AMSBIO Announces Expansion of Tissue Biorepository and Collection Services
News Apr 24, 2013
Whole blood, plasma, serum, PBMCs and cerebrospinal fluid samples are available from a wide variety of donors. In addition AMSBIO is now able to offer collection services of patient samples that meet the demographic and medical history requirements of specific research studies.
Drawing upon over 20 years of serving this market - AMSBIO has established one of the most comprehensive ranges of tissue products to advance personalised medicine by putting these valuable samples in the hands of leading researchers.
Samples are available isolated from hundreds of different source tissues including human normal and diseased tissues, and a variety of genetic model organisms including mouse, rat, primates and plant species. These specimens are provided ready-to-use enabling the immediate study of molecules of interest eliminating the need for time consuming in-house sample collection and preparation.
These tissue products further extend AMSBIO's extensive bank of clinical and veterinary specimens that form a unique range of specimens in formalin fixed paraffin embedded (FFPE) or snap frozen formats.
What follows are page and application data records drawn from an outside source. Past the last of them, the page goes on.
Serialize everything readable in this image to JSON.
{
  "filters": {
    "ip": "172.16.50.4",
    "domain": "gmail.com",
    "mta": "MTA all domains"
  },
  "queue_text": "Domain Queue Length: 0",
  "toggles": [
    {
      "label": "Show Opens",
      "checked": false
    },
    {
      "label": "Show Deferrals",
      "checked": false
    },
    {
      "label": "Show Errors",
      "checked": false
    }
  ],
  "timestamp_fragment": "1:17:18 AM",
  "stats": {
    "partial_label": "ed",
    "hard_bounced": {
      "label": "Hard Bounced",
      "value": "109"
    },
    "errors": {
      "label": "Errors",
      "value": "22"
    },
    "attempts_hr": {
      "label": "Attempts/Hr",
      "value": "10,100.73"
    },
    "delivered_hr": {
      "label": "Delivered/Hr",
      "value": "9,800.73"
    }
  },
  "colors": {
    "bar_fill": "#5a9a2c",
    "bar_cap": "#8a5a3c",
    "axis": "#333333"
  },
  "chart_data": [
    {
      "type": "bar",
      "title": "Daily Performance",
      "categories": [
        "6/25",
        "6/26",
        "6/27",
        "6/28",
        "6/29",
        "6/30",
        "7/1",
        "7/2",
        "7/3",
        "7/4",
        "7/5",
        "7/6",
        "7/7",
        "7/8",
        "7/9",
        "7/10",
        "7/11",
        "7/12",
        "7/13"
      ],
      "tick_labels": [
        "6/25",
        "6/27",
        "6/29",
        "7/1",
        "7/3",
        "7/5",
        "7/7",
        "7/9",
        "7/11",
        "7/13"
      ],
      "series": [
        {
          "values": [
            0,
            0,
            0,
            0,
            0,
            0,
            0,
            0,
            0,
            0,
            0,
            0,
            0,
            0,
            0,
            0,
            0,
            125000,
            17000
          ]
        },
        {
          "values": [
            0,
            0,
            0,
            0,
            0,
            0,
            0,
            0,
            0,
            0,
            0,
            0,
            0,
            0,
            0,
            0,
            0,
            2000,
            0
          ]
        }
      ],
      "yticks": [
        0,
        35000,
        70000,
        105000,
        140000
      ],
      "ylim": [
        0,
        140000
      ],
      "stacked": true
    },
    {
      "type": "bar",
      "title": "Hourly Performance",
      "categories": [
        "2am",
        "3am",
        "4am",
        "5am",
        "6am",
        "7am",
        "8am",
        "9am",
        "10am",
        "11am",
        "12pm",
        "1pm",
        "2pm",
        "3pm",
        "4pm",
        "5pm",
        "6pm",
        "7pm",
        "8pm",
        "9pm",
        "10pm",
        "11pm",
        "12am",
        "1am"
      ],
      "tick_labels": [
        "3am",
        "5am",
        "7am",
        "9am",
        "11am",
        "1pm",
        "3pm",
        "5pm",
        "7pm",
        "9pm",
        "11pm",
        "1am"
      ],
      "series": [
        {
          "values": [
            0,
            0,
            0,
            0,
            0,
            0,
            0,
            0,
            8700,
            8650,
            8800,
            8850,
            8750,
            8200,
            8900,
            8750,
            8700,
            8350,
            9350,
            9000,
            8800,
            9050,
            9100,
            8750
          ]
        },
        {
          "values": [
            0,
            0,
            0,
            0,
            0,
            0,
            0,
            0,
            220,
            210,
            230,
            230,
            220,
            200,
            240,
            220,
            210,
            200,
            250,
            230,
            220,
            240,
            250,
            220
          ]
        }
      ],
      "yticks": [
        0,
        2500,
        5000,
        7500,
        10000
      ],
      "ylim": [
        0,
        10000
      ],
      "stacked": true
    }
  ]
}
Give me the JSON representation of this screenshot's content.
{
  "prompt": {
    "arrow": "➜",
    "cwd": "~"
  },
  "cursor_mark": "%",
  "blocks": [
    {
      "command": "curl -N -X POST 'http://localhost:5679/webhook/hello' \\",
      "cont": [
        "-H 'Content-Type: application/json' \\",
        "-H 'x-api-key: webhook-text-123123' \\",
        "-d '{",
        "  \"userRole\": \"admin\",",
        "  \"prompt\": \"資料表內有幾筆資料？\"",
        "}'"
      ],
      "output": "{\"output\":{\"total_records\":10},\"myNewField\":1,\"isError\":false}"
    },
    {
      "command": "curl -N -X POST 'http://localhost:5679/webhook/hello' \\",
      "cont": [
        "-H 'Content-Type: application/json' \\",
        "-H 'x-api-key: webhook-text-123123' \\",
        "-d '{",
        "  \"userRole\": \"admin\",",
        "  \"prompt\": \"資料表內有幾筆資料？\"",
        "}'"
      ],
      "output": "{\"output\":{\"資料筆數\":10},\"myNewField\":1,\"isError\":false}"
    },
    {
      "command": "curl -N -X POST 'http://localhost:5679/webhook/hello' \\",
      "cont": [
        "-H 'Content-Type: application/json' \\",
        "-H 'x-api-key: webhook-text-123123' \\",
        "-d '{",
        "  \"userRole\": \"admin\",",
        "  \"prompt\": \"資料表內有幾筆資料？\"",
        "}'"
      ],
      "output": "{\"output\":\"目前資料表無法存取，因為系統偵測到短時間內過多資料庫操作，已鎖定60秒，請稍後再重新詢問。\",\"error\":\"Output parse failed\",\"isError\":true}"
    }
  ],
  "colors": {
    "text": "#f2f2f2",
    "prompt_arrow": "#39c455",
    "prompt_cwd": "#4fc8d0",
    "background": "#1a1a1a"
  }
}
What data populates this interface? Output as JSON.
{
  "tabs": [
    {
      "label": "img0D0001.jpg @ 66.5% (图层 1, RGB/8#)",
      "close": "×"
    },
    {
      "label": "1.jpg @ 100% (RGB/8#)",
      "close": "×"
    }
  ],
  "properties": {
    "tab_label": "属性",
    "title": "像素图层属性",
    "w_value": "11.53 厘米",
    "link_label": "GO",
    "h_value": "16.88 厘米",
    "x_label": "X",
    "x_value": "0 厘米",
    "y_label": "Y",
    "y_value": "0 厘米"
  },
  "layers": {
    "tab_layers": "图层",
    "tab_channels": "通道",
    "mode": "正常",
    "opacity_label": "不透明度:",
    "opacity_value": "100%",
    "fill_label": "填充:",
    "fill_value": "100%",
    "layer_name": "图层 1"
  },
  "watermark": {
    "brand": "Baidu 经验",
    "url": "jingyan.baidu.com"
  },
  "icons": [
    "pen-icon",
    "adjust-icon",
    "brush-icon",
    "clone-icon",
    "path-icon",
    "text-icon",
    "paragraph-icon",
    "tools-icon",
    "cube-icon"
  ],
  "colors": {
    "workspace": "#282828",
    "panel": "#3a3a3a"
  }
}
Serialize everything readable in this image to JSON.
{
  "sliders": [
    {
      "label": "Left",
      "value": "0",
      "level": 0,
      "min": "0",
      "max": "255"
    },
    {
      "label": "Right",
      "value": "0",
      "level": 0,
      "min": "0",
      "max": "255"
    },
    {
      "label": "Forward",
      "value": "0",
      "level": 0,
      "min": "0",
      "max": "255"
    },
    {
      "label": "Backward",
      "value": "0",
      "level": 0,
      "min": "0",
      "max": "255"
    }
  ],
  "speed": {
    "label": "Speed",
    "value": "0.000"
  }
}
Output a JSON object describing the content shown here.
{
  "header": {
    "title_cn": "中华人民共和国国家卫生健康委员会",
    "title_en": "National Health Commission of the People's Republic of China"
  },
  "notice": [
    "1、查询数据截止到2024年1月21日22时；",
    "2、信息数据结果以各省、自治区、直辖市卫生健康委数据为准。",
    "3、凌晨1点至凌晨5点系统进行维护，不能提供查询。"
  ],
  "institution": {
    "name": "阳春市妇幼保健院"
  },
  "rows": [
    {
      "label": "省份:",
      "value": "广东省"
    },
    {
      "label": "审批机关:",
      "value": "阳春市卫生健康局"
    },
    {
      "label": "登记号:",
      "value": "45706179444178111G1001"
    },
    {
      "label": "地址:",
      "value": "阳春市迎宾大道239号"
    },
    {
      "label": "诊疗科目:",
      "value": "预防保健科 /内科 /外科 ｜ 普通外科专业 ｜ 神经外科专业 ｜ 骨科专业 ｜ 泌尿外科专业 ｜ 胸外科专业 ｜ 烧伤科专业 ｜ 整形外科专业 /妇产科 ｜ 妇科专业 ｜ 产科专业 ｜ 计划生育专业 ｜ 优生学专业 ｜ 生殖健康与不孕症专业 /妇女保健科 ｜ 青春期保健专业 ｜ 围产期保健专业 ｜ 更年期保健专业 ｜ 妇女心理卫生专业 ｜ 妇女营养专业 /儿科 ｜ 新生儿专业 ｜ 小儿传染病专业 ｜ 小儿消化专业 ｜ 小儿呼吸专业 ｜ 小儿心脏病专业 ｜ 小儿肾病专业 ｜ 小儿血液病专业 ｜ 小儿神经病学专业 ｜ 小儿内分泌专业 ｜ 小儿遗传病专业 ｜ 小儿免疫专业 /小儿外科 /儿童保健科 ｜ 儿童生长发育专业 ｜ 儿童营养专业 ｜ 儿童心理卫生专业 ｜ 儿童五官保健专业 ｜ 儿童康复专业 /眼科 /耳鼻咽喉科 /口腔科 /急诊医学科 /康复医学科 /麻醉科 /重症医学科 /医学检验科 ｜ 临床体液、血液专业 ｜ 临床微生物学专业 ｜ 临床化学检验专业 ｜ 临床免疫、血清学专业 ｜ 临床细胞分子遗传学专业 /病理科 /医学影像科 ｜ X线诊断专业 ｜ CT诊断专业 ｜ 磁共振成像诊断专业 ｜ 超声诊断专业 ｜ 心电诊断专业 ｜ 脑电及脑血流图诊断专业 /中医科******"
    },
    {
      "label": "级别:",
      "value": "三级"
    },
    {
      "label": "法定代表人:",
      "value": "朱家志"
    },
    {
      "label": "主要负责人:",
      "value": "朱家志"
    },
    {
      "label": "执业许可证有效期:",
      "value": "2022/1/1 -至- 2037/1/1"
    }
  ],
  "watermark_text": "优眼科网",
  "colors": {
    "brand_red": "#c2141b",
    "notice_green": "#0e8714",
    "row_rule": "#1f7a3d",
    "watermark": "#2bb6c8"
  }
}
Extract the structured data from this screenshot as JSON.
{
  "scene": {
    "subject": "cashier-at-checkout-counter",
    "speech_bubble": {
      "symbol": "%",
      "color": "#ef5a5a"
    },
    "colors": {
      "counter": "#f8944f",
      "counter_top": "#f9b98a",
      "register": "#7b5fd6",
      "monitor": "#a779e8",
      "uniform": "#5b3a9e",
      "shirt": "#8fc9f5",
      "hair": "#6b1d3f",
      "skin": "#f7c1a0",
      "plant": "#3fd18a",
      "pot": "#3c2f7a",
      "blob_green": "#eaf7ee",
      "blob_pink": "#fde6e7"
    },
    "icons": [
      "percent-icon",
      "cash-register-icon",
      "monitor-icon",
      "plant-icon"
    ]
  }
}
This extensive library of samples includes genomic DNA preparations, tissue specific PCR-ready first strand cDNAs, universal cDNA and 96 well and 384 well cDNA panels. Total, universal RNA and micro and total protein lysates are also available.
All tissue products are produced using rigorous standard operating procedures and through ethical procurement to ensure only the highest quality materials.
Holding Infants – or not – Can Leave Traces on Their GenesNews
Children who have been more distressed as infants and have received less physical contact have a molecular profile that is underdeveloped for their age – pointing to the possibility that they are lagging biologically.READ MORE
Revealing the Role of the Centromere in Down SyndromeNews
The centromere plays a crucial role in the everyday cell division that keeps us healthy but is also potentially involved in birth defects, cancers and other diseases that arise from cell division problems.READ MORE